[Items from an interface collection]

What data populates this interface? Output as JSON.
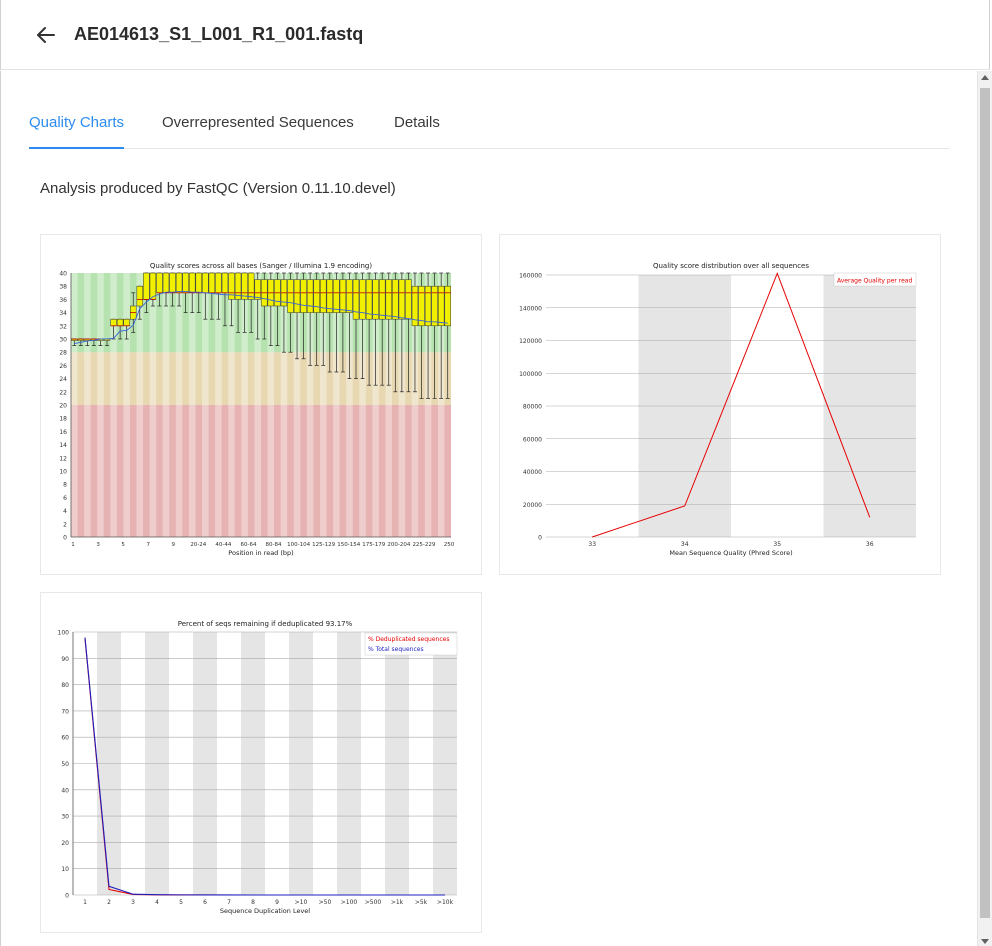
{
  "header": {
    "title": "AE014613_S1_L001_R1_001.fastq",
    "back_icon": "arrow-left-icon"
  },
  "tabs": [
    {
      "label": "Quality Charts",
      "active": true
    },
    {
      "label": "Overrepresented Sequences",
      "active": false
    },
    {
      "label": "Details",
      "active": false
    }
  ],
  "analysis_text": "Analysis produced by FastQC (Version 0.11.10.devel)",
  "colors": {
    "accent": "#2d8cf0"
  },
  "chart_data": [
    {
      "type": "box",
      "title": "Quality scores across all bases (Sanger / Illumina 1.9 encoding)",
      "xlabel": "Position in read (bp)",
      "ylabel": "",
      "ylim": [
        0,
        40
      ],
      "yticks": [
        0,
        2,
        4,
        6,
        8,
        10,
        12,
        14,
        16,
        18,
        20,
        22,
        24,
        26,
        28,
        30,
        32,
        34,
        36,
        38,
        40
      ],
      "xticks": [
        "1",
        "3",
        "5",
        "7",
        "9",
        "20-24",
        "40-44",
        "60-64",
        "80-84",
        "100-104",
        "125-129",
        "150-154",
        "175-179",
        "200-204",
        "225-229",
        "250"
      ],
      "bands": [
        {
          "from": 0,
          "to": 20,
          "color": "#e6b2b2"
        },
        {
          "from": 20,
          "to": 28,
          "color": "#e8d8b2"
        },
        {
          "from": 28,
          "to": 40,
          "color": "#b6e2b0"
        }
      ],
      "categories": [
        "1",
        "2",
        "3",
        "4",
        "5",
        "6",
        "7",
        "8",
        "9",
        "10-14",
        "15-19",
        "20-24",
        "25-29",
        "30-34",
        "35-39",
        "40-44",
        "45-49",
        "50-54",
        "55-59",
        "60-64",
        "65-69",
        "70-74",
        "75-79",
        "80-84",
        "85-89",
        "90-94",
        "95-99",
        "100-104",
        "105-109",
        "110-114",
        "115-119",
        "120-124",
        "125-129",
        "130-134",
        "135-139",
        "140-144",
        "145-149",
        "150-154",
        "155-159",
        "160-164",
        "165-169",
        "170-174",
        "175-179",
        "180-184",
        "185-189",
        "190-194",
        "195-199",
        "200-204",
        "205-209",
        "210-214",
        "215-219",
        "220-224",
        "225-229",
        "230-234",
        "235-239",
        "240-244",
        "245-249",
        "250"
      ],
      "mean": [
        29.3,
        29.5,
        29.7,
        29.8,
        30.0,
        30.0,
        30.1,
        31.2,
        31.3,
        32.1,
        34.6,
        35.6,
        36.4,
        36.8,
        37.1,
        37.1,
        37.2,
        37.2,
        37.1,
        37.1,
        37.0,
        36.9,
        36.8,
        36.7,
        36.7,
        36.6,
        36.5,
        36.4,
        36.3,
        36.1,
        35.9,
        35.7,
        35.6,
        35.5,
        35.3,
        35.1,
        35.0,
        34.9,
        34.7,
        34.6,
        34.5,
        34.4,
        34.3,
        34.1,
        34.0,
        33.8,
        33.7,
        33.6,
        33.5,
        33.4,
        33.2,
        33.1,
        32.9,
        32.8,
        32.6,
        32.6,
        32.5,
        32.4
      ],
      "median": [
        30,
        30,
        30,
        30,
        30,
        30,
        32,
        32,
        32,
        34,
        36,
        36,
        36,
        37,
        37,
        37,
        37,
        37,
        37,
        37,
        37,
        37,
        37,
        37,
        37,
        37,
        37,
        37,
        37,
        37,
        37,
        37,
        37,
        37,
        37,
        37,
        37,
        37,
        37,
        37,
        37,
        37,
        37,
        37,
        37,
        37,
        37,
        37,
        37,
        37,
        37,
        37,
        37,
        37,
        37,
        37,
        37,
        37
      ],
      "q1": [
        30,
        30,
        30,
        30,
        30,
        30,
        32,
        32,
        32,
        33,
        35,
        36,
        36,
        37,
        37,
        37,
        37,
        37,
        37,
        37,
        37,
        37,
        37,
        37,
        36,
        36,
        36,
        36,
        36,
        35,
        35,
        35,
        35,
        34,
        34,
        34,
        34,
        34,
        34,
        34,
        34,
        34,
        34,
        33,
        33,
        33,
        33,
        33,
        33,
        33,
        33,
        33,
        32,
        32,
        32,
        32,
        32,
        32
      ],
      "q3": [
        30,
        30,
        30,
        30,
        30,
        30,
        33,
        33,
        33,
        35,
        38,
        40,
        40,
        40,
        40,
        40,
        40,
        40,
        40,
        40,
        40,
        40,
        40,
        40,
        40,
        40,
        40,
        40,
        39,
        39,
        39,
        39,
        39,
        39,
        39,
        39,
        39,
        39,
        39,
        39,
        39,
        39,
        39,
        39,
        39,
        39,
        39,
        39,
        39,
        39,
        39,
        39,
        38,
        38,
        38,
        38,
        38,
        38
      ],
      "p10": [
        29,
        29,
        29,
        29,
        29,
        29,
        30,
        30,
        30,
        31,
        33,
        34,
        35,
        35,
        35,
        35,
        35,
        34,
        34,
        34,
        33,
        33,
        33,
        32,
        32,
        31,
        31,
        31,
        30,
        30,
        29,
        29,
        28,
        28,
        27,
        27,
        26,
        26,
        26,
        25,
        25,
        25,
        24,
        24,
        24,
        23,
        23,
        23,
        23,
        22,
        22,
        22,
        22,
        21,
        21,
        21,
        21,
        21
      ],
      "p90": [
        30,
        30,
        30,
        30,
        30,
        30,
        33,
        33,
        33,
        37,
        38,
        40,
        40,
        40,
        40,
        40,
        40,
        40,
        40,
        40,
        40,
        40,
        40,
        40,
        40,
        40,
        40,
        40,
        40,
        40,
        40,
        40,
        40,
        40,
        40,
        40,
        40,
        40,
        40,
        40,
        40,
        40,
        40,
        40,
        40,
        40,
        40,
        40,
        40,
        40,
        40,
        40,
        40,
        40,
        40,
        40,
        40,
        40
      ]
    },
    {
      "type": "line",
      "title": "Quality score distribution over all sequences",
      "xlabel": "Mean Sequence Quality (Phred Score)",
      "ylabel": "",
      "x": [
        33,
        34,
        35,
        36
      ],
      "ylim": [
        0,
        160000
      ],
      "yticks": [
        0,
        20000,
        40000,
        60000,
        80000,
        100000,
        120000,
        140000,
        160000
      ],
      "series": [
        {
          "name": "Average Quality per read",
          "color": "#e60000",
          "values": [
            0,
            19000,
            161000,
            12000
          ]
        }
      ],
      "legend": "top-right",
      "grid": true
    },
    {
      "type": "line",
      "title": "Percent of seqs remaining if deduplicated 93.17%",
      "xlabel": "Sequence Duplication Level",
      "ylabel": "",
      "categories": [
        "1",
        "2",
        "3",
        "4",
        "5",
        "6",
        "7",
        "8",
        "9",
        ">10",
        ">50",
        ">100",
        ">500",
        ">1k",
        ">5k",
        ">10k"
      ],
      "ylim": [
        0,
        100
      ],
      "yticks": [
        0,
        10,
        20,
        30,
        40,
        50,
        60,
        70,
        80,
        90,
        100
      ],
      "series": [
        {
          "name": "% Deduplicated sequences",
          "color": "#e60000",
          "values": [
            97.5,
            2.1,
            0.2,
            0.05,
            0.02,
            0.01,
            0.0,
            0.0,
            0.0,
            0.0,
            0.0,
            0.0,
            0.0,
            0.0,
            0.0,
            0.0
          ]
        },
        {
          "name": "% Total sequences",
          "color": "#1f1fbf",
          "values": [
            97.9,
            3.3,
            0.3,
            0.1,
            0.05,
            0.02,
            0.01,
            0.0,
            0.0,
            0.0,
            0.0,
            0.0,
            0.0,
            0.0,
            0.0,
            0.0
          ]
        }
      ],
      "legend": "top-right",
      "grid": true
    }
  ]
}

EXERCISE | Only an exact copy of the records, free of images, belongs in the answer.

RESULT BELOW |
What data populates this interface? Output as JSON.
{
  "header": {
    "title": "AE014613_S1_L001_R1_001.fastq",
    "back_icon": "arrow-left-icon"
  },
  "tabs": [
    {
      "label": "Quality Charts",
      "active": true
    },
    {
      "label": "Overrepresented Sequences",
      "active": false
    },
    {
      "label": "Details",
      "active": false
    }
  ],
  "analysis_text": "Analysis produced by FastQC (Version 0.11.10.devel)",
  "colors": {
    "accent": "#2d8cf0"
  },
  "chart_data": [
    {
      "type": "box",
      "title": "Quality scores across all bases (Sanger / Illumina 1.9 encoding)",
      "xlabel": "Position in read (bp)",
      "ylabel": "",
      "ylim": [
        0,
        40
      ],
      "yticks": [
        0,
        2,
        4,
        6,
        8,
        10,
        12,
        14,
        16,
        18,
        20,
        22,
        24,
        26,
        28,
        30,
        32,
        34,
        36,
        38,
        40
      ],
      "xticks": [
        "1",
        "3",
        "5",
        "7",
        "9",
        "20-24",
        "40-44",
        "60-64",
        "80-84",
        "100-104",
        "125-129",
        "150-154",
        "175-179",
        "200-204",
        "225-229",
        "250"
      ],
      "bands": [
        {
          "from": 0,
          "to": 20,
          "color": "#e6b2b2"
        },
        {
          "from": 20,
          "to": 28,
          "color": "#e8d8b2"
        },
        {
          "from": 28,
          "to": 40,
          "color": "#b6e2b0"
        }
      ],
      "categories": [
        "1",
        "2",
        "3",
        "4",
        "5",
        "6",
        "7",
        "8",
        "9",
        "10-14",
        "15-19",
        "20-24",
        "25-29",
        "30-34",
        "35-39",
        "40-44",
        "45-49",
        "50-54",
        "55-59",
        "60-64",
        "65-69",
        "70-74",
        "75-79",
        "80-84",
        "85-89",
        "90-94",
        "95-99",
        "100-104",
        "105-109",
        "110-114",
        "115-119",
        "120-124",
        "125-129",
        "130-134",
        "135-139",
        "140-144",
        "145-149",
        "150-154",
        "155-159",
        "160-164",
        "165-169",
        "170-174",
        "175-179",
        "180-184",
        "185-189",
        "190-194",
        "195-199",
        "200-204",
        "205-209",
        "210-214",
        "215-219",
        "220-224",
        "225-229",
        "230-234",
        "235-239",
        "240-244",
        "245-249",
        "250"
      ],
      "mean": [
        29.3,
        29.5,
        29.7,
        29.8,
        30.0,
        30.0,
        30.1,
        31.2,
        31.3,
        32.1,
        34.6,
        35.6,
        36.4,
        36.8,
        37.1,
        37.1,
        37.2,
        37.2,
        37.1,
        37.1,
        37.0,
        36.9,
        36.8,
        36.7,
        36.7,
        36.6,
        36.5,
        36.4,
        36.3,
        36.1,
        35.9,
        35.7,
        35.6,
        35.5,
        35.3,
        35.1,
        35.0,
        34.9,
        34.7,
        34.6,
        34.5,
        34.4,
        34.3,
        34.1,
        34.0,
        33.8,
        33.7,
        33.6,
        33.5,
        33.4,
        33.2,
        33.1,
        32.9,
        32.8,
        32.6,
        32.6,
        32.5,
        32.4
      ],
      "median": [
        30,
        30,
        30,
        30,
        30,
        30,
        32,
        32,
        32,
        34,
        36,
        36,
        36,
        37,
        37,
        37,
        37,
        37,
        37,
        37,
        37,
        37,
        37,
        37,
        37,
        37,
        37,
        37,
        37,
        37,
        37,
        37,
        37,
        37,
        37,
        37,
        37,
        37,
        37,
        37,
        37,
        37,
        37,
        37,
        37,
        37,
        37,
        37,
        37,
        37,
        37,
        37,
        37,
        37,
        37,
        37,
        37,
        37
      ],
      "q1": [
        30,
        30,
        30,
        30,
        30,
        30,
        32,
        32,
        32,
        33,
        35,
        36,
        36,
        37,
        37,
        37,
        37,
        37,
        37,
        37,
        37,
        37,
        37,
        37,
        36,
        36,
        36,
        36,
        36,
        35,
        35,
        35,
        35,
        34,
        34,
        34,
        34,
        34,
        34,
        34,
        34,
        34,
        34,
        33,
        33,
        33,
        33,
        33,
        33,
        33,
        33,
        33,
        32,
        32,
        32,
        32,
        32,
        32
      ],
      "q3": [
        30,
        30,
        30,
        30,
        30,
        30,
        33,
        33,
        33,
        35,
        38,
        40,
        40,
        40,
        40,
        40,
        40,
        40,
        40,
        40,
        40,
        40,
        40,
        40,
        40,
        40,
        40,
        40,
        39,
        39,
        39,
        39,
        39,
        39,
        39,
        39,
        39,
        39,
        39,
        39,
        39,
        39,
        39,
        39,
        39,
        39,
        39,
        39,
        39,
        39,
        39,
        39,
        38,
        38,
        38,
        38,
        38,
        38
      ],
      "p10": [
        29,
        29,
        29,
        29,
        29,
        29,
        30,
        30,
        30,
        31,
        33,
        34,
        35,
        35,
        35,
        35,
        35,
        34,
        34,
        34,
        33,
        33,
        33,
        32,
        32,
        31,
        31,
        31,
        30,
        30,
        29,
        29,
        28,
        28,
        27,
        27,
        26,
        26,
        26,
        25,
        25,
        25,
        24,
        24,
        24,
        23,
        23,
        23,
        23,
        22,
        22,
        22,
        22,
        21,
        21,
        21,
        21,
        21
      ],
      "p90": [
        30,
        30,
        30,
        30,
        30,
        30,
        33,
        33,
        33,
        37,
        38,
        40,
        40,
        40,
        40,
        40,
        40,
        40,
        40,
        40,
        40,
        40,
        40,
        40,
        40,
        40,
        40,
        40,
        40,
        40,
        40,
        40,
        40,
        40,
        40,
        40,
        40,
        40,
        40,
        40,
        40,
        40,
        40,
        40,
        40,
        40,
        40,
        40,
        40,
        40,
        40,
        40,
        40,
        40,
        40,
        40,
        40,
        40
      ]
    },
    {
      "type": "line",
      "title": "Quality score distribution over all sequences",
      "xlabel": "Mean Sequence Quality (Phred Score)",
      "ylabel": "",
      "x": [
        33,
        34,
        35,
        36
      ],
      "ylim": [
        0,
        160000
      ],
      "yticks": [
        0,
        20000,
        40000,
        60000,
        80000,
        100000,
        120000,
        140000,
        160000
      ],
      "series": [
        {
          "name": "Average Quality per read",
          "color": "#e60000",
          "values": [
            0,
            19000,
            161000,
            12000
          ]
        }
      ],
      "legend": "top-right",
      "grid": true
    },
    {
      "type": "line",
      "title": "Percent of seqs remaining if deduplicated 93.17%",
      "xlabel": "Sequence Duplication Level",
      "ylabel": "",
      "categories": [
        "1",
        "2",
        "3",
        "4",
        "5",
        "6",
        "7",
        "8",
        "9",
        ">10",
        ">50",
        ">100",
        ">500",
        ">1k",
        ">5k",
        ">10k"
      ],
      "ylim": [
        0,
        100
      ],
      "yticks": [
        0,
        10,
        20,
        30,
        40,
        50,
        60,
        70,
        80,
        90,
        100
      ],
      "series": [
        {
          "name": "% Deduplicated sequences",
          "color": "#e60000",
          "values": [
            97.5,
            2.1,
            0.2,
            0.05,
            0.02,
            0.01,
            0.0,
            0.0,
            0.0,
            0.0,
            0.0,
            0.0,
            0.0,
            0.0,
            0.0,
            0.0
          ]
        },
        {
          "name": "% Total sequences",
          "color": "#1f1fbf",
          "values": [
            97.9,
            3.3,
            0.3,
            0.1,
            0.05,
            0.02,
            0.01,
            0.0,
            0.0,
            0.0,
            0.0,
            0.0,
            0.0,
            0.0,
            0.0,
            0.0
          ]
        }
      ],
      "legend": "top-right",
      "grid": true
    }
  ]
}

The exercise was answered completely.